A full investigation has been launched into flaring at a Fife chemical plant after scores of complaints.
The Scottish Environment Protection Agency (Sepa) has branded last week’s episode at the Mossmorran complex “a prolonged and unsatisfactory situation” and pledged to consider if any further controls should be imposed on operators Shell and ExxonMobil.
It will also look into whether enforcement action is necessary in the wake of the incident.
People living near the Fife Ethylene Plant were alarmed to see thick, black smoke belching from its chimney on Sunday, following several days of flaring which lit up the sky for miles around.
Loud vibrations also caused houses to shake.

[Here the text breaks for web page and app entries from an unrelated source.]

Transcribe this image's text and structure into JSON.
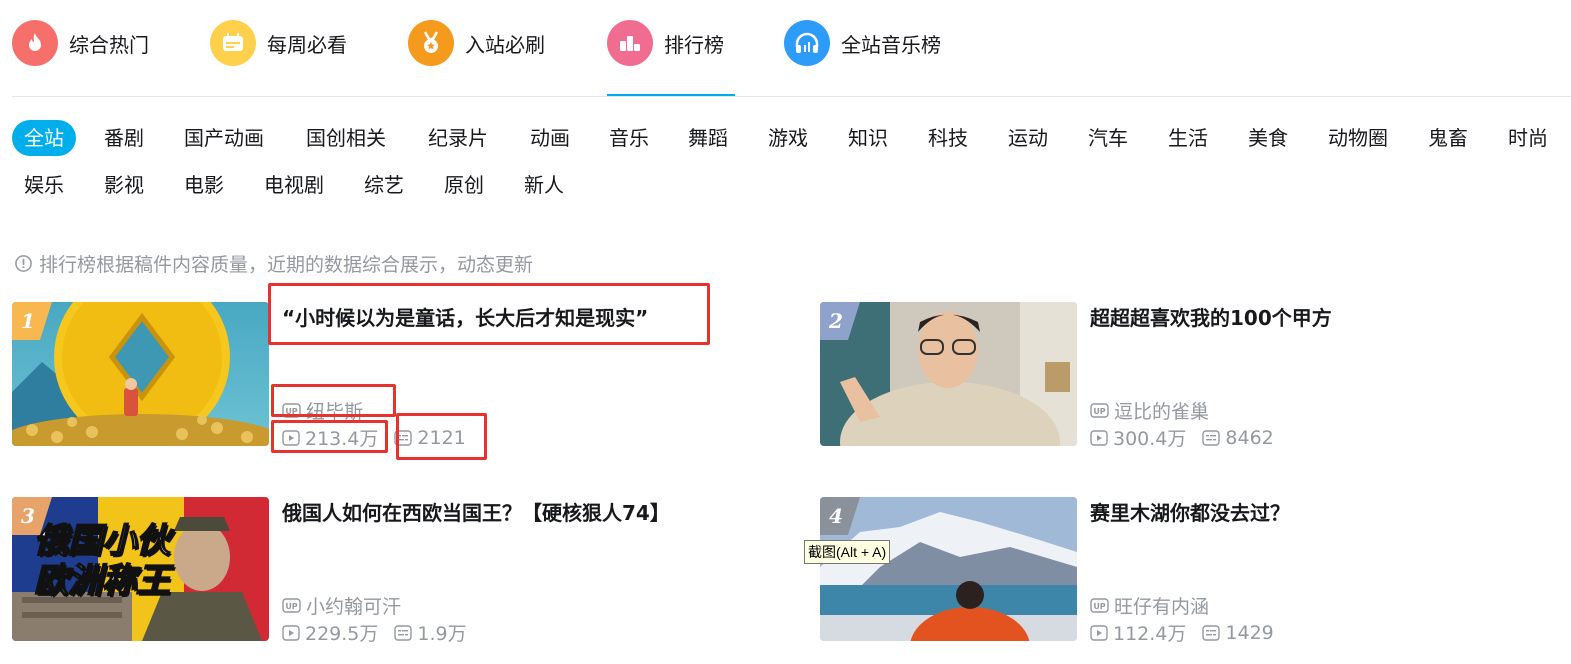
{
  "top_nav": {
    "items": [
      {
        "label": "综合热门",
        "icon": "fire-icon",
        "color": "#f66f6a"
      },
      {
        "label": "每周必看",
        "icon": "calendar-icon",
        "color": "#ffd04b"
      },
      {
        "label": "入站必刷",
        "icon": "medal-icon",
        "color": "#f49a1d"
      },
      {
        "label": "排行榜",
        "icon": "podium-icon",
        "color": "#f16c91",
        "active": true
      },
      {
        "label": "全站音乐榜",
        "icon": "headphones-icon",
        "color": "#2d9cf8"
      }
    ]
  },
  "categories": [
    "全站",
    "番剧",
    "国产动画",
    "国创相关",
    "纪录片",
    "动画",
    "音乐",
    "舞蹈",
    "游戏",
    "知识",
    "科技",
    "运动",
    "汽车",
    "生活",
    "美食",
    "动物圈",
    "鬼畜",
    "时尚",
    "娱乐",
    "影视",
    "电影",
    "电视剧",
    "综艺",
    "原创",
    "新人"
  ],
  "notice": "排行榜根据稿件内容质量，近期的数据综合展示，动态更新",
  "videos": [
    {
      "rank": "1",
      "title": "“小时候以为是童话，长大后才知是现实”",
      "uploader": "纽毕斯",
      "views": "213.4万",
      "danmaku": "2121"
    },
    {
      "rank": "2",
      "title": "超超超喜欢我的100个甲方",
      "uploader": "逗比的雀巢",
      "views": "300.4万",
      "danmaku": "8462"
    },
    {
      "rank": "3",
      "title": "俄国人如何在西欧当国王？【硬核狠人74】",
      "uploader": "小约翰可汗",
      "views": "229.5万",
      "danmaku": "1.9万",
      "thumb_text": [
        "俄国小伙",
        "欧洲称王"
      ]
    },
    {
      "rank": "4",
      "title": "赛里木湖你都没去过？",
      "uploader": "旺仔有内涵",
      "views": "112.4万",
      "danmaku": "1429"
    }
  ],
  "tooltip": "截图(Alt + A)",
  "colors": {
    "accent": "#00aeec",
    "muted": "#9499a0",
    "highlight_box": "#e8322e"
  }
}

ExxonMobil has apologised for the incidents and said it would co-operate fully with Sepa’s investigations.
A spokesman said the first occurred as a result of a pump failure and the second unrelated incident was due to a temporary interruption of the gas feed from a supplier.
Local politicians have welcomed Sepa’s intervention and called for its findings to be made public.

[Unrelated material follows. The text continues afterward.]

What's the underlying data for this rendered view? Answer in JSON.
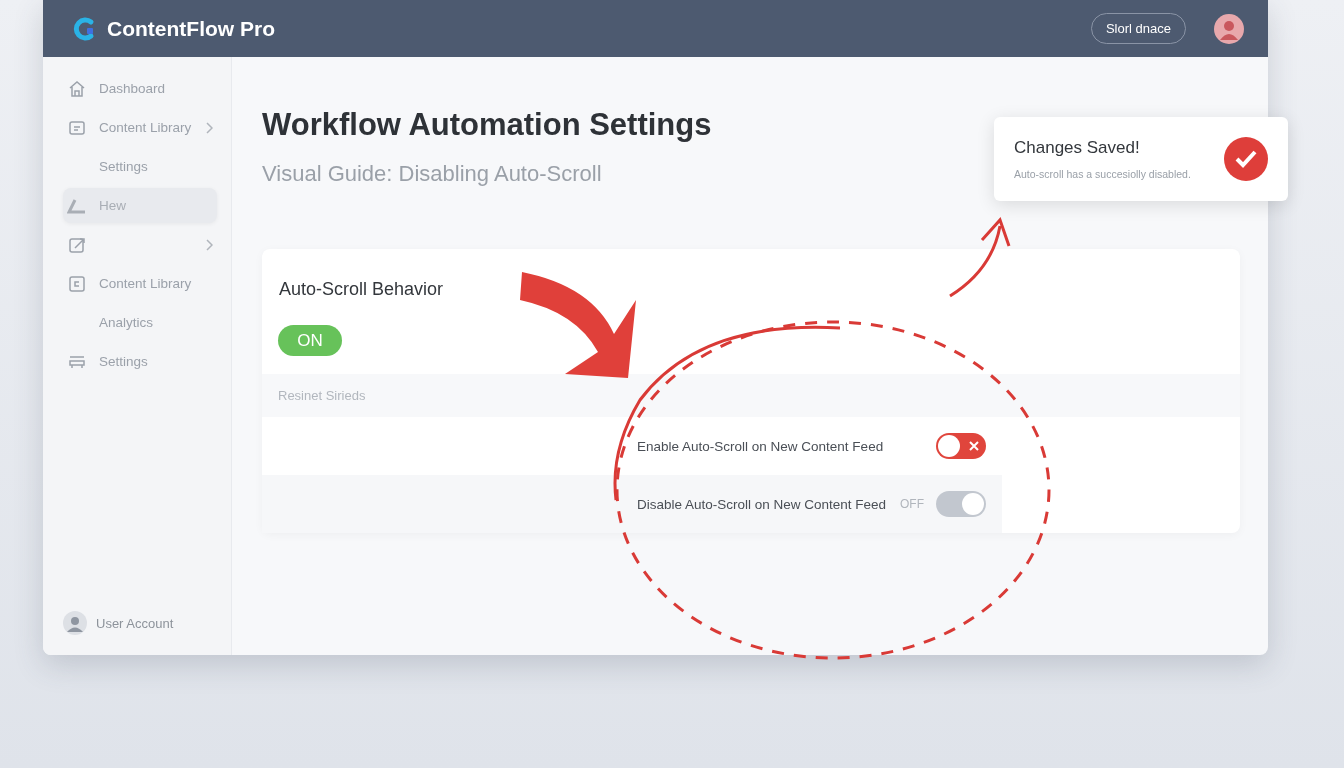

MSP Alex Rowley said however that he would continue to push the Scottish Government for an independent review of the workings, processes and condition of the plant.
“This is an old plant and the amount of incidents where emergency flaring is required is on the increase,” he said.

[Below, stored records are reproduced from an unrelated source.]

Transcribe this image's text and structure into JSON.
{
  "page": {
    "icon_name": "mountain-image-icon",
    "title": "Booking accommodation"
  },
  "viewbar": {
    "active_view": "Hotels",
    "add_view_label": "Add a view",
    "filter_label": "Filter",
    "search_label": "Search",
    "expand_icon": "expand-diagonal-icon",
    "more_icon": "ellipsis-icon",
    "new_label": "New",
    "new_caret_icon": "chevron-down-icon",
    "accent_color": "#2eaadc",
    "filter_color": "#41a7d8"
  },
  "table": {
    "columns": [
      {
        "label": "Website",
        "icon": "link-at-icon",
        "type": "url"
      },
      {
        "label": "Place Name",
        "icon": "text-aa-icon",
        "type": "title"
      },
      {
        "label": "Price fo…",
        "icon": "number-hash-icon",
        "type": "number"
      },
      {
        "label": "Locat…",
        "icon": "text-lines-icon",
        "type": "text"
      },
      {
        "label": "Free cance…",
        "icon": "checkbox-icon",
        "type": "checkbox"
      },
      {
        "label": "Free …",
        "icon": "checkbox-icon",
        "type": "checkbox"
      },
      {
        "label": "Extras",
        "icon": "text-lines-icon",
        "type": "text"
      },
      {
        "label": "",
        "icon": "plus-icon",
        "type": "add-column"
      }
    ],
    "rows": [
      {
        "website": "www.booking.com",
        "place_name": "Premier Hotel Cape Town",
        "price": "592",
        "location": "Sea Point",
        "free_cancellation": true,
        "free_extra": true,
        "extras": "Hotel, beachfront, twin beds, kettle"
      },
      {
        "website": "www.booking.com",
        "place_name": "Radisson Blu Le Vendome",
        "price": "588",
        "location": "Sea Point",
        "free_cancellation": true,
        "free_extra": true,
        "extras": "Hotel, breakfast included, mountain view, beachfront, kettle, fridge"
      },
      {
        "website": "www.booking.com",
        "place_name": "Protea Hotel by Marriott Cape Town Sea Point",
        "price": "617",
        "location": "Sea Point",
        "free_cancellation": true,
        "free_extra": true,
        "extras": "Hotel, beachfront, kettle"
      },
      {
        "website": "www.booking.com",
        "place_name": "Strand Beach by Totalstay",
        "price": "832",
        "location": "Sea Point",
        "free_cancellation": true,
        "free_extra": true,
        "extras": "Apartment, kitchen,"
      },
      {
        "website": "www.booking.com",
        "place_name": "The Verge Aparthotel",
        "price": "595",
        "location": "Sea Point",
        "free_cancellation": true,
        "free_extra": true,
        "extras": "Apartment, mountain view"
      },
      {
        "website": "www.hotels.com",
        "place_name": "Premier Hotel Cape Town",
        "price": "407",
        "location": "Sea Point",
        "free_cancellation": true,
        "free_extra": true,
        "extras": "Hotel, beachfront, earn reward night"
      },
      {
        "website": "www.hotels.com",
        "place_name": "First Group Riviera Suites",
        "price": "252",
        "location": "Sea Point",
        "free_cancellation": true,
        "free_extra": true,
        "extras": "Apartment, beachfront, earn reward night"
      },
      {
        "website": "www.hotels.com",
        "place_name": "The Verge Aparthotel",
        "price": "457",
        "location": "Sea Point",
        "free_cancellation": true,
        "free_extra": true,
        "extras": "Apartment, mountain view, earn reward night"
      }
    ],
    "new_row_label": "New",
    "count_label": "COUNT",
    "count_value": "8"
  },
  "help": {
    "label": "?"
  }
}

Meanwhile, NHS Fife has urged local people suffering symptoms they believe to be related to the flaring to seek help.
Consultant in public health, Dr Chris McGuigan, said: “We already know of at least one instance where emission of black smoke from flaring at Mossmorran exceeded the 15 minute limit imposed as an operating condition, and we are pleased that Sepa has committed to a full investigation.
“We are also hearing people have been experiencing a range of symptoms which they relate to the flaring, such as breathing difficulties, irritated eyes and even disturbed sleep due to the noise accompanying the flaring.
“Clearly this is a distressing and worrying situation for the community and we would advise anyone experiencing symptoms that they believe may be related to the flaring to get help from their local pharmacist,the NHS Inform website or NHS 24.
“Symptoms are likely to be short lived but if they persist see your GP.”
Apologising for the flaring, a spokesman for ExxonMobil said the company always aimed to keep incidents to a minimum.
“We recognise that flaring is a cause of concern and inconvenience to our neighbours and make every effort to return to normal operation as soon as possible,” he said.
He added that many years of rigorous testing by independent consultants showed the ExxonMobil faciities had no significant impact on air quality and that the plant posed no significant risk to the health of the local community.